Although the word “hot” is a synonym for hip, in or trendy, in terms of fashions, in this case I mean it literally: experience a road trip through the silence and vastness of the desert regions of this earth. Who would have thought it possible that of all the unfriendly wastelands on the planet, seemingly uninhabitable landscapes could become the inspiration for new living trends?
Photo by Boris Ulzibat and Trang Nguyen
The golden sand dunes of the Sahara are magical and full of sublime beauty. It is the home of the Bedouins and Berbers, nomadic tribes, who to this day ride camels through the desert and pitch their tents with colourful woven kilims with geometric patterns and fluffy Berber rugs on the floor in oases under date palms at night. This trend is dominated by bright colours such as cream, sandy beige and stony grey. Accessories made of natural materials such as woven baskets or macramé pendants bring summer moods into the home.

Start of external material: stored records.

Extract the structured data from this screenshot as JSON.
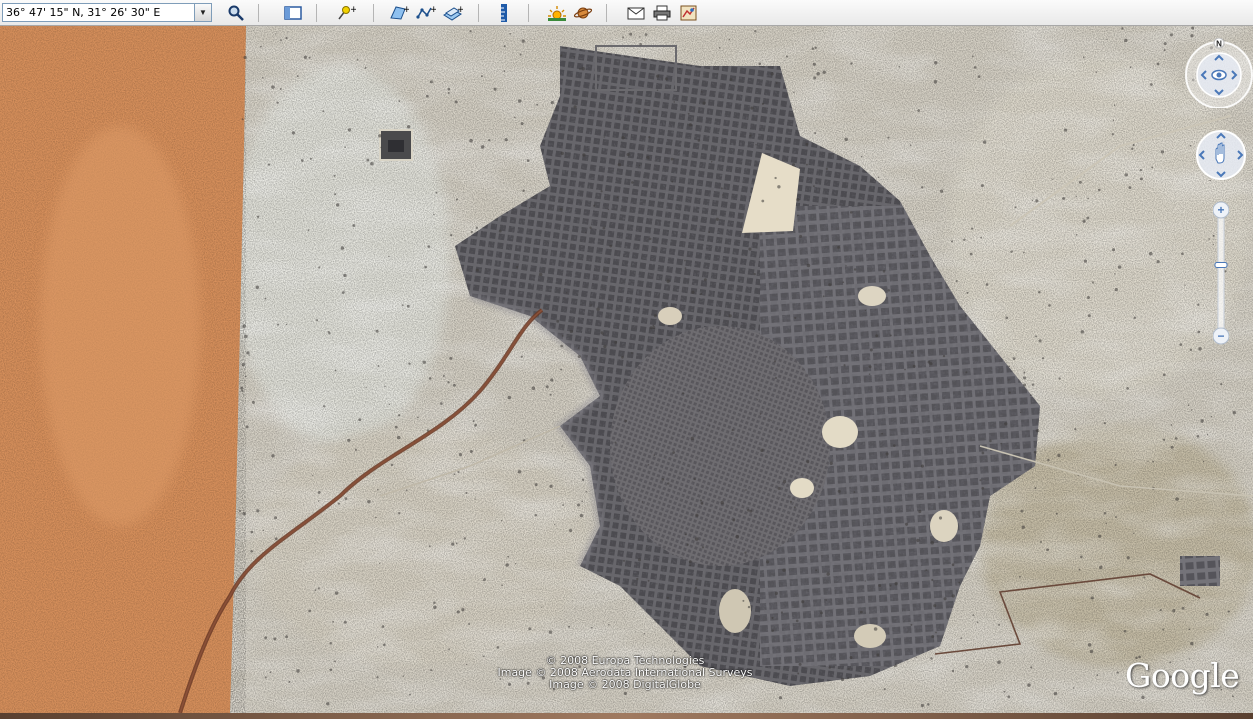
{
  "toolbar": {
    "coordinates_value": "36° 47' 15\" N, 31° 26' 30\" E",
    "dropdown_glyph": "▼",
    "buttons": [
      {
        "name": "search-button",
        "icon": "magnifier-icon"
      },
      {
        "name": "sidebar-toggle-button",
        "icon": "sidebar-icon"
      },
      {
        "name": "add-placemark-button",
        "icon": "placemark-icon"
      },
      {
        "name": "add-polygon-button",
        "icon": "polygon-icon"
      },
      {
        "name": "add-path-button",
        "icon": "path-icon"
      },
      {
        "name": "image-overlay-button",
        "icon": "overlay-icon"
      },
      {
        "name": "ruler-button",
        "icon": "ruler-icon"
      },
      {
        "name": "sunlight-button",
        "icon": "sun-icon"
      },
      {
        "name": "switch-to-sky-button",
        "icon": "planet-icon"
      },
      {
        "name": "email-button",
        "icon": "envelope-icon"
      },
      {
        "name": "print-button",
        "icon": "printer-icon"
      },
      {
        "name": "view-in-maps-button",
        "icon": "map-icon"
      }
    ]
  },
  "map": {
    "attribution_lines": [
      "© 2008 Europa Technologies",
      "Image © 2008 Aerodata International Surveys",
      "Image © 2008 DigitalGlobe"
    ],
    "logo_text": "Google",
    "compass_north_label": "N",
    "zoom_plus_label": "+",
    "zoom_minus_label": "−",
    "zoom_level_fraction": 0.42
  },
  "colors": {
    "desert_orange": "#d7905c",
    "sand_light": "#d9d4c6",
    "city_gray": "#5d5c60",
    "road_brown": "#6b3a26"
  }
}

Orientalism, luxuriously interspersed with gold, silver and copper. Inspirations.
Photos by Josh Hemsley and Ramin Khatibi
The dramatic geographic environment of the Colorado desert in southern California inspired visionary architects such as Richard Neutra, Albert Frey, and William F. Cody in the mid-20th century to create a minimalist design aesthetic that is now referred to as desert modernity. The mecca of mid-century desert architecture is Palm Springs. These designs adapt to the climatic conditions of the desert: the temperature differences between day and night are high, the summer is hot and the winter is cold, and the solar radiation is very strong. The low-vegetation landscapes, with their sandy areas and bizarre rock formations, are reminiscent of the surface of other planets. The simple, reduced design reflects the sparseness of the desert. As a place of solitude, the desert is also a space to explore one’s soul, to recognize oneself, to transform and to heal oneself. Inspirations.
Photos by Ivars Krutainis and Roman Raizen
The desert states of Arizona, New Mexico, Utah and Nevada in the South-Western United States, and the cultural heritage of their aboriginal peoples, determine this trend. Inspired by the geometric patterns of Native American crafted items such as blankets, baskets, and pottery. Along with rugs and textiles, these objects add a touch of wild-west aesthetics to the casual desert style, blending sand and earth with black and white. Buffalo skulls are an important decorative element that relate both to the desert and to the culture of the Indians, for whom the buffaloes formed the basis of life and are therefore worshipped in their sacred ceremonies. All plants that grow in the extremely dry desert, such as cacti, succulents and palm trees, are ideal indoor plants and give the ambience an authentic flair. The typical saguaro cactus, with its wide arms, is a feature of the landscape of the southern regions of the United States, and serves as a very popular motif for print patterns. Inspirations.